The Port of Grays Harbor is about 72 kilometers (42 miles) north of the Columbia River. Grays Harbor is an estuarine bay on Washington's Pacific Coast fed by the Chehalis, Hoquiam, and Humptulips Rivers. The Port of Grays Harbor is located within the City of Aberdeen about 1.3 nautical miles (2 kilometers or 1.2 miles southeast) from Hoaquim Harbor. The Port of Grays Harbor is about 130 kilometers (82 miles) southwest of the Port of Seattle. The Port of Grays Harbor is separated from the Pacific Ocean by two low peninsulas with a three-kilometer (two-mile) opening to the bay. The Port of Grays Harbor is about five kilometers (three miles) east of the Grays Harbor National Wildlife Refuge, a 600-hectare area of salt marsh, intertidal mudflats, and uplands.
Before Europeans settled in the Port of Grays Harbor area, two groups of Salish-speaking people lived on the Chehalis River: the Upper and Lower Chehalis. The Chehalis depended on the salmon and other resources of the river. They lived in long houses and thrived on the abundant natural resources of the area.
In 1860, the Chehalis were settled on today's 1.9-hectare Chehalis Indian Reservation about 54 kilometers (34 miles) southeast of the Port of Grays Harbor on the Chehalis River.
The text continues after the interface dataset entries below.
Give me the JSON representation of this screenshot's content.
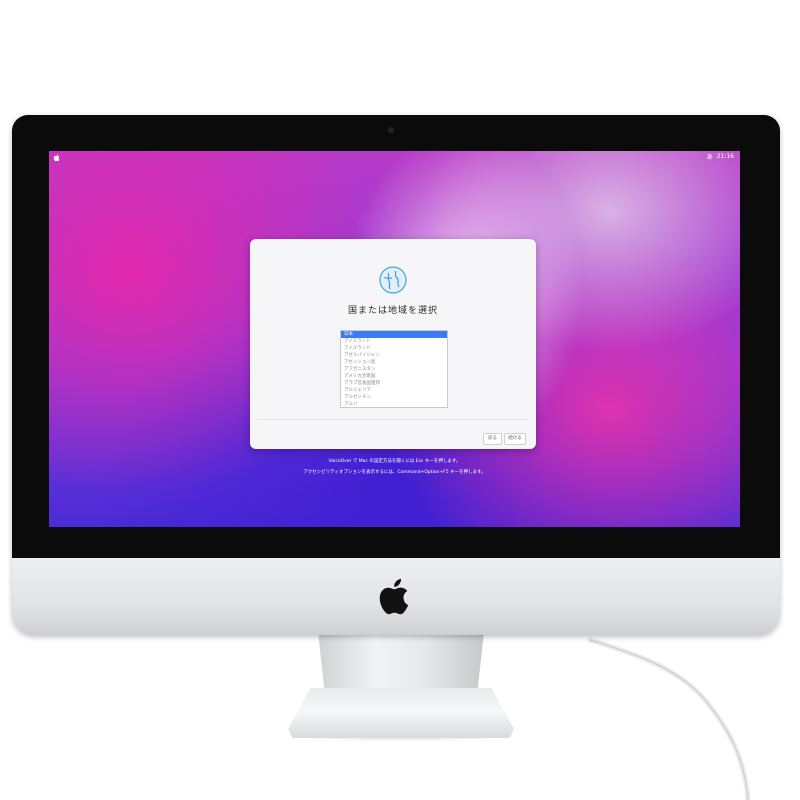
{
  "menubar": {
    "input_indicator": "あ",
    "clock": "21:16"
  },
  "dialog": {
    "title": "国または地域を選択",
    "regions": [
      {
        "label": "日本",
        "selected": true
      },
      {
        "label": "アイスランド",
        "selected": false
      },
      {
        "label": "アイルランド",
        "selected": false
      },
      {
        "label": "アゼルバイジャン",
        "selected": false
      },
      {
        "label": "アセンション島",
        "selected": false
      },
      {
        "label": "アフガニスタン",
        "selected": false
      },
      {
        "label": "アメリカ合衆国",
        "selected": false
      },
      {
        "label": "アラブ首長国連邦",
        "selected": false
      },
      {
        "label": "アルジェリア",
        "selected": false
      },
      {
        "label": "アルゼンチン",
        "selected": false
      },
      {
        "label": "アルバ",
        "selected": false
      }
    ],
    "back_label": "戻る",
    "continue_label": "続ける"
  },
  "hints": {
    "voiceover": "VoiceOver で Mac の設定方法を聞くには Esc キーを押します。",
    "accessibility": "アクセシビリティオプションを表示するには、Command+Option+F5 キーを押します。"
  },
  "colors": {
    "selection": "#3b7cf0",
    "wallpaper_magenta": "#e628aa",
    "wallpaper_blue": "#3c1ed2"
  }
}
The Confederated Tribes of the Chehalis Reservation is a federally-recognized tribe that thrives on tribal businesses like their Lucky Eagle Casino and Eagles Landing Hotel.
In 1792, Captain Robert Gray entered Grays Harbor during one of his fur-trading voyages in the Pacific Northwest. White settlers came to the future Port of Grays Harbor area in the 1870s. The first settlers were loggers from the East and Midwest United States seeking resources for the lumber industry. Other early settlers included Scandinavians and Finns.
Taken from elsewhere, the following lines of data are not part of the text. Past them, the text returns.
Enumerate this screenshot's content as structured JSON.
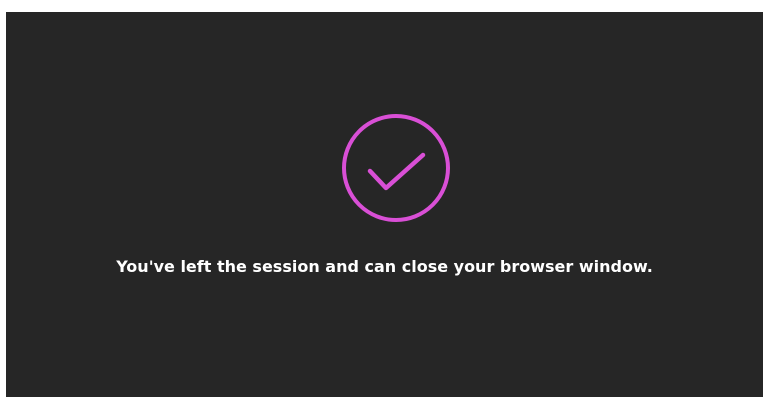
{
  "screen": {
    "background_color": "#262626",
    "accent_color": "#d94fd6",
    "icon": "checkmark-circle-icon",
    "message": "You've left the session and can close your browser window."
  }
}
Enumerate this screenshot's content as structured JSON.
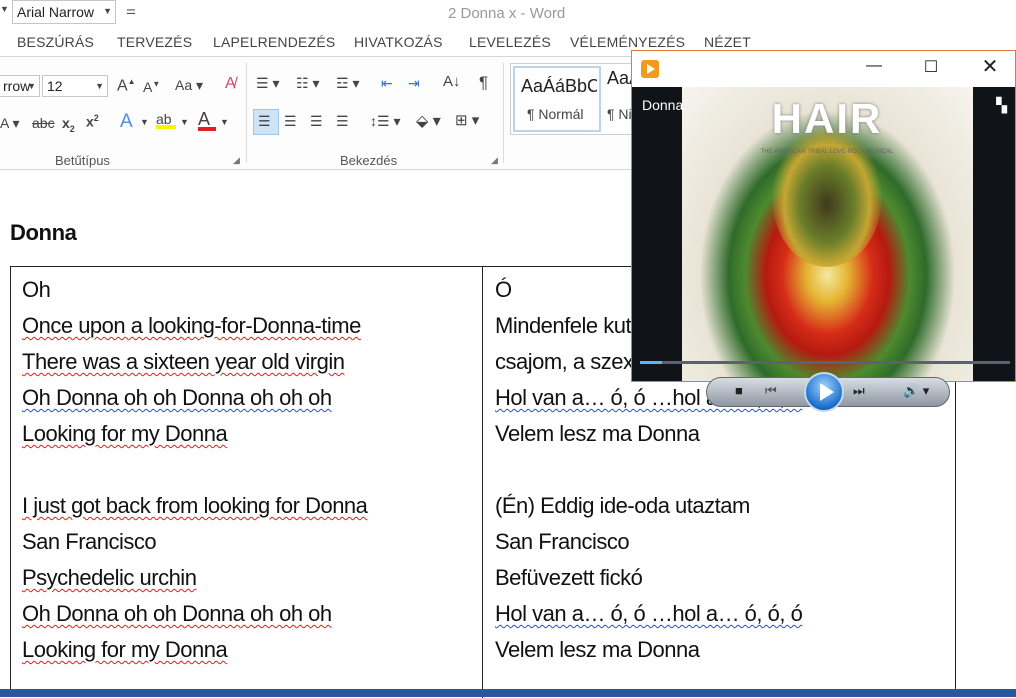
{
  "window": {
    "title": "2 Donna x - Word",
    "font_box": "Arial Narrow"
  },
  "ribbon_tabs": [
    "BESZÚRÁS",
    "TERVEZÉS",
    "LAPELRENDEZÉS",
    "HIVATKOZÁS",
    "LEVELEZÉS",
    "VÉLEMÉNYEZÉS",
    "NÉZET"
  ],
  "ribbon": {
    "font_combo": "rrow",
    "size_combo": "12",
    "font_group_label": "Betűtípus",
    "paragraph_group_label": "Bekezdés",
    "styles": [
      {
        "sample": "AaÁáBbCc",
        "name": "¶ Normál"
      },
      {
        "sample": "AaÁ",
        "name": "¶ Ni"
      }
    ]
  },
  "document": {
    "heading": "Donna",
    "left_lines": [
      "Oh",
      "Once upon a looking-for-Donna-time",
      "There was a sixteen year old virgin",
      "Oh Donna oh oh Donna oh oh oh",
      "Looking for my Donna",
      "",
      "I just got back from looking for Donna",
      "San Francisco",
      "Psychedelic urchin",
      "Oh Donna oh oh Donna oh oh oh",
      "Looking for my Donna"
    ],
    "right_lines": [
      "Ó",
      "Mindenfele kut",
      "csajom, a szex",
      "Hol van a… ó, ó …hol a… ó, ó, ó",
      "Velem lesz ma Donna",
      "",
      "(Én) Eddig ide-oda utaztam",
      "San Francisco",
      "Befüvezett fickó",
      "Hol van a… ó, ó …hol a… ó, ó, ó",
      "Velem lesz ma Donna"
    ]
  },
  "player": {
    "video_title": "Donna",
    "album_title": "HAIR",
    "album_subtitle": "THE AMERICAN TRIBAL LOVE-ROCK MUSICAL",
    "progress": 0.06
  },
  "colors": {
    "spelling_underline": "#e0201c",
    "grammar_underline": "#2b4fd0",
    "player_border": "#e07a3c",
    "taskbar": "#2b579a"
  }
}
The economic center of Grays Harbor is the City of Aberdeen. Incorporated in 1890, Aberdeen is home to almost 17 thousand people. The first sawmill was built in 1894, and a spur of the Northern Pacific Railroad was completed in 1895. By the 1900s, Aberdeen was well known for its saloons, gambling halls, and cat houses. Nicknamed "The Hellhole of the Pacific" and "The Port of Missing Men," it had a high murder rate. During the Great Depression, many of the city's sawmills closed, and those that remained hired immigrants to maintain low-wage costs. By the 1970s, most of the area's timber had been logged, and the last of the sawmills closed in the 1980s.